## What the task requires
Check each line of the records for "Aufgaben"; collect those that have it.

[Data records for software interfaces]
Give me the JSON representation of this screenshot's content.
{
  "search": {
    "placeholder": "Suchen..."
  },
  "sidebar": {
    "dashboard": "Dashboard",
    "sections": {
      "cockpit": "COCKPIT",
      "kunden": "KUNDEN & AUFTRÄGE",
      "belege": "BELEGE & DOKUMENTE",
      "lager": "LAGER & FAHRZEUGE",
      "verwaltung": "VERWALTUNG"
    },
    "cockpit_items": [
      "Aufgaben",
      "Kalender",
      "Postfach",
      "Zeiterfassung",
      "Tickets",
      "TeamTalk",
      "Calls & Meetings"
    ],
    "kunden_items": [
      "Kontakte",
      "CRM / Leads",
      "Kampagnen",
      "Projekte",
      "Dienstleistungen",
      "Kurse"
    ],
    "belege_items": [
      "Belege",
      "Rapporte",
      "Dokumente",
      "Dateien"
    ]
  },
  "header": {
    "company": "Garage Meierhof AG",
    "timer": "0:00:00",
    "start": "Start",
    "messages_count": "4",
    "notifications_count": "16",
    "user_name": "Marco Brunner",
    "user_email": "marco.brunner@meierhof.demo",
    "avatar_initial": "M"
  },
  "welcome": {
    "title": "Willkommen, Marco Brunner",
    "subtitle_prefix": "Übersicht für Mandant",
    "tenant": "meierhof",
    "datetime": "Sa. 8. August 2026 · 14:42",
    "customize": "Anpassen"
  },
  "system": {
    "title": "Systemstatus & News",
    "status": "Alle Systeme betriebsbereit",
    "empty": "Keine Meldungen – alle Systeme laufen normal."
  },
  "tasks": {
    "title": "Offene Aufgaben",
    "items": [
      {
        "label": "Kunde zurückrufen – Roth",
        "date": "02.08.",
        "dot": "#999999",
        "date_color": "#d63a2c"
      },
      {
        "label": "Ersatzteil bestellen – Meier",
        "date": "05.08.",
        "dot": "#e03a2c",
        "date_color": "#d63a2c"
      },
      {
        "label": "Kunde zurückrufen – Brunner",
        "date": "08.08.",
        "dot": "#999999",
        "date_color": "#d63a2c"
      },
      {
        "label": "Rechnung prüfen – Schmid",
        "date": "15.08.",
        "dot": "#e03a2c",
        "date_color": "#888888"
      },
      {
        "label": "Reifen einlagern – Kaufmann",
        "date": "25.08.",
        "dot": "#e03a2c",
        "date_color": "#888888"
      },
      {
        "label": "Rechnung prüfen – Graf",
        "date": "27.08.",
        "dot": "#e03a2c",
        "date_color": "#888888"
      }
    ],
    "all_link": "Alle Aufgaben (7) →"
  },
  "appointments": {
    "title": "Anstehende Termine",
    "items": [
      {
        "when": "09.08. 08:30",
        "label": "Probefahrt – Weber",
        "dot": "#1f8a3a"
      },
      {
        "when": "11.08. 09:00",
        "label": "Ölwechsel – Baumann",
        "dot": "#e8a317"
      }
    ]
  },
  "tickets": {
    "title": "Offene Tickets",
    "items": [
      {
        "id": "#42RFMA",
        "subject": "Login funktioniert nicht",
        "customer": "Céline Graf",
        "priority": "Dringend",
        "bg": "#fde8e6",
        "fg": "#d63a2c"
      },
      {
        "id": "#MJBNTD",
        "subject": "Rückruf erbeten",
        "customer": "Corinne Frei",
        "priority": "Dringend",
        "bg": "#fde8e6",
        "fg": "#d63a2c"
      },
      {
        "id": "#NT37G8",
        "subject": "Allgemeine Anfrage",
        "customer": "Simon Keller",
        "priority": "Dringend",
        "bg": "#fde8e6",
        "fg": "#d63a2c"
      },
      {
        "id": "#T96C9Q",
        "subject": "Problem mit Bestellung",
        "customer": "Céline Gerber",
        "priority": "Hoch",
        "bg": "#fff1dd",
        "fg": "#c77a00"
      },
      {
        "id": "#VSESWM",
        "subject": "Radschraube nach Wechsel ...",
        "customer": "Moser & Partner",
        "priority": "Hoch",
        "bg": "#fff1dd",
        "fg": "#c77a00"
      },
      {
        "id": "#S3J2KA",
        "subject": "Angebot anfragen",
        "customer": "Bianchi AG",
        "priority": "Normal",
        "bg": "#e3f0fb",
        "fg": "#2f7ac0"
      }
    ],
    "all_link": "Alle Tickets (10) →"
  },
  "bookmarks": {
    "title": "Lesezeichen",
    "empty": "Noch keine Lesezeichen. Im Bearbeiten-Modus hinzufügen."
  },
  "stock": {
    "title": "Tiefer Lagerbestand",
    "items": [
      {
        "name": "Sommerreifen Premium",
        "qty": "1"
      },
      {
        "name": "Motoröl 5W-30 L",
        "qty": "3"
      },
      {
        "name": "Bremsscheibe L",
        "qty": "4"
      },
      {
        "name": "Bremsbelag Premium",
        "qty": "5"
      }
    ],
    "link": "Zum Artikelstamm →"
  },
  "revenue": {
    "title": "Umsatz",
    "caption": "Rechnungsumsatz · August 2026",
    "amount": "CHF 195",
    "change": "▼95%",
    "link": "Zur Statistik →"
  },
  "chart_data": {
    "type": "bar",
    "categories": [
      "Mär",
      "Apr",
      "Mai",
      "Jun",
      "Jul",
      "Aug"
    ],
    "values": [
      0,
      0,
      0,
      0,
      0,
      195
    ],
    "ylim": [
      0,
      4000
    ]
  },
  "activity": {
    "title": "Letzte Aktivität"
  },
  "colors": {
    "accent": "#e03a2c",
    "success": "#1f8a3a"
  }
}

## Solution for this exercise
      "Aufgaben",
    "title": "Offene Aufgaben",
    "all_link": "Alle Aufgaben (7) →"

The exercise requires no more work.